When it comes to developing the lower-body, the hack squat (or hack squats) performed with the machine is the preferred choice of bodybuilders and weightlifters. It is generally done on a sled, which appears to be similar to a Smith machine, letting you do the squat at an angle of 45 degrees. Unlike barbell squats, the hack squat machine lets you load up tons of plates.
Since your upper body and core muscles are not involved in the movement, all the possible weaknesses that could affect the squat depth are removed.
You can reduce muscle imbalances by training each leg separately.
It allows you to change the desired outcome by altering your foot position. A lower foot position targets the quads while a higher position targets your glutes.
The hack squat machine provides more stability than other lower-body exercises since you can perform the movement by taking a narrower stance.
Comparison with Other Lower-Body Exercises
Hack Squat vs. Squat
The hack squat is an excellent exercise if you want to develop your inner thighs, glutes, and the front of the legs. On the other hand, the traditional squat targets your abs, back, and leg muscles, which means it is a total-body workout.
Hack squat machine lets you lift heavy loads in a fixed range, and hence it is more suitable for weightlifters and bodybuilders. Traditional squats engage your stabilizer muscles and allow you to work with free weights in a free range. So, it is more suited for athletes and sportspersons.
Hack Squat vs. Leg Press
The hack squat not just targets the outer quads but also makes use of your hamstrings, glutes, and calves.

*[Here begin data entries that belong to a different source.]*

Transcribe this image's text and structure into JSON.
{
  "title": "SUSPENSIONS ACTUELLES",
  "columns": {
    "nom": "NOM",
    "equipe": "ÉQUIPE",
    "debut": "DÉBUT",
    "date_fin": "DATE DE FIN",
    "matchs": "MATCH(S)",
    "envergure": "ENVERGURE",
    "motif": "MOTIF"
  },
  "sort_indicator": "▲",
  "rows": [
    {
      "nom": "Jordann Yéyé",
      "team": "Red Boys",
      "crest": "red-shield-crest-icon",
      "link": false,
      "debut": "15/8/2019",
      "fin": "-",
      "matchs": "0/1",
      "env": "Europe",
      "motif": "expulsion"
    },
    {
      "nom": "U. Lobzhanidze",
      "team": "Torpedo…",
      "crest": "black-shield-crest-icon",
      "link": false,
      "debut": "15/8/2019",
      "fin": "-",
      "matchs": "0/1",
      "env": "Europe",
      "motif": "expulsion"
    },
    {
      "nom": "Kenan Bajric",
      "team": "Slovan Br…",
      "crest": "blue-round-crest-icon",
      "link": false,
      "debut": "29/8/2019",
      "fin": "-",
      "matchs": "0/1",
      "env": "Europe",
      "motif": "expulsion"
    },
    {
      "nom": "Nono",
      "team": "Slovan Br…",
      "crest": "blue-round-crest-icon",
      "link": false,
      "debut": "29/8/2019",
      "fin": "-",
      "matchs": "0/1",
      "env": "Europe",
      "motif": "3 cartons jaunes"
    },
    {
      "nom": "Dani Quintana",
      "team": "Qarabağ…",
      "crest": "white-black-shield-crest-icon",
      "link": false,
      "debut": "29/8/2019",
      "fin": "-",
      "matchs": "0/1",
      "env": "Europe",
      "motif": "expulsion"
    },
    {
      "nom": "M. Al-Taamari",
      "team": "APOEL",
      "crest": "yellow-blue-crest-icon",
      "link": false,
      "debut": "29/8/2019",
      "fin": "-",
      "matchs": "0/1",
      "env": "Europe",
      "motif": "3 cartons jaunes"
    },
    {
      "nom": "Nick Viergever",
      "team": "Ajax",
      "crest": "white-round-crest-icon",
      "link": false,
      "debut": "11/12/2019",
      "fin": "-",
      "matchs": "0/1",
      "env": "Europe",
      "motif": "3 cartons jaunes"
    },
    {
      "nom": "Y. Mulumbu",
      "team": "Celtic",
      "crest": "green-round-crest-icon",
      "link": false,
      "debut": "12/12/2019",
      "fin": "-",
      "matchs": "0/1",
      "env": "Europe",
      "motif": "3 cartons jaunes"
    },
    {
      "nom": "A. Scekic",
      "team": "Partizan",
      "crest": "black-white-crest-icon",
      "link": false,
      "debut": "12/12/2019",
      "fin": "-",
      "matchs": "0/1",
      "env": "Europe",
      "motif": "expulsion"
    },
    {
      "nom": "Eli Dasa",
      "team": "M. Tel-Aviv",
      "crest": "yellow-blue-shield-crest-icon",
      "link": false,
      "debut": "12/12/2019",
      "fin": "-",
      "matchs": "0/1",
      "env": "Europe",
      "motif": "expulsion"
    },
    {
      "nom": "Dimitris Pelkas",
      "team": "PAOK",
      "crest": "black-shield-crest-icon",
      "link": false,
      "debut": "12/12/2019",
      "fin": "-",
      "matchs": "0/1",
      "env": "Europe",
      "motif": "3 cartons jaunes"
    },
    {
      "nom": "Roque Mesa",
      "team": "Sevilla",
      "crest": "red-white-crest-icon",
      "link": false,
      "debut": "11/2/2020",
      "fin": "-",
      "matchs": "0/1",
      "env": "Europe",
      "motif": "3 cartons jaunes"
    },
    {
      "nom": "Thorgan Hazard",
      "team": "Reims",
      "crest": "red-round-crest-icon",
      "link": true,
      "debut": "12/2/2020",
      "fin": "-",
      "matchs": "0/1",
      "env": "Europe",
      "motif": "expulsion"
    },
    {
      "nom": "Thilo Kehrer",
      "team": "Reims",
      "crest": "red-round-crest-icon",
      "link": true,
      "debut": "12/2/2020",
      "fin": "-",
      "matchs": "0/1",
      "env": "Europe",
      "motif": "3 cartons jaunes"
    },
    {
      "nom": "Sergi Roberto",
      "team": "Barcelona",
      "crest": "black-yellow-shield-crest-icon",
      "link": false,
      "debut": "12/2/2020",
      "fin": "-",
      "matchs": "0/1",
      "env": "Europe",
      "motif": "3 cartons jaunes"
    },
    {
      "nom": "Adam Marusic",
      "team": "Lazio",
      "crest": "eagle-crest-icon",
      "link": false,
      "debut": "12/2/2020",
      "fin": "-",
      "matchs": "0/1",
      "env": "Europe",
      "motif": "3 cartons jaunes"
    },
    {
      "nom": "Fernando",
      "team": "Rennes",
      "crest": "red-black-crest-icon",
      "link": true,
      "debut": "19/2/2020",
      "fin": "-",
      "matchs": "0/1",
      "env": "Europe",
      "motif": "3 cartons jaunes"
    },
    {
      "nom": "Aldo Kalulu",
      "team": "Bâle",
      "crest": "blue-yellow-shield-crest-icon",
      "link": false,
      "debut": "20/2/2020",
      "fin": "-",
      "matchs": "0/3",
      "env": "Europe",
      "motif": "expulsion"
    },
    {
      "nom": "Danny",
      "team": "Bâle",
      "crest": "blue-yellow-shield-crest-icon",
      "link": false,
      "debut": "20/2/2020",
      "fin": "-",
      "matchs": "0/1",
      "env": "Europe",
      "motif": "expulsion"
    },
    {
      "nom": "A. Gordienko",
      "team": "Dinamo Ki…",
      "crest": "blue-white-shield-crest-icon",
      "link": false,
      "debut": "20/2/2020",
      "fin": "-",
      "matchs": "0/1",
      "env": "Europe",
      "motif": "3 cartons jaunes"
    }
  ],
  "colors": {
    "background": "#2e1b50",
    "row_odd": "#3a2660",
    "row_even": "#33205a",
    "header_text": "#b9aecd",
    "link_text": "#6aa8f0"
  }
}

Since your hips are bent at an angle of 90 degrees while performing the seated leg press, the involvement of glutes and hamstrings are somewhat restricted. As it primarily targets the inner quads, it is a quad-dominant exercise.
Hack Squat Exercise Information
Primary: Quadriceps Secondary: Calves, hamstrings, glutes, lower back
Load the hack-squat machine with the recommended weight. Place your back against the back-pad whereas your shoulders below the shoulder-pads.
Stand on the platform with a shoulder-width stance and your toes pointed out slightly. Disengage the safety handles by changing the direction of the side bars from the front-facing position to the diagonal position.
Straighten your legs and avoid locking your knees. It is your initial position.
Bend your knees to lower the unit gradually, and make sure that you hold a straight posture while your head is positioned up against the pad.
Start raising the unit by pushing the platform using your feet to straighten your legs and return to the original position.
Perform the recommended number of reps.
Make sure your head is always positioned up and your back placed against the pad throughout the exercise.
The front of your knees should be perpendicular to the toes, making an imaginary line with them. Your knees will be under a lot of stress if they pass your toes.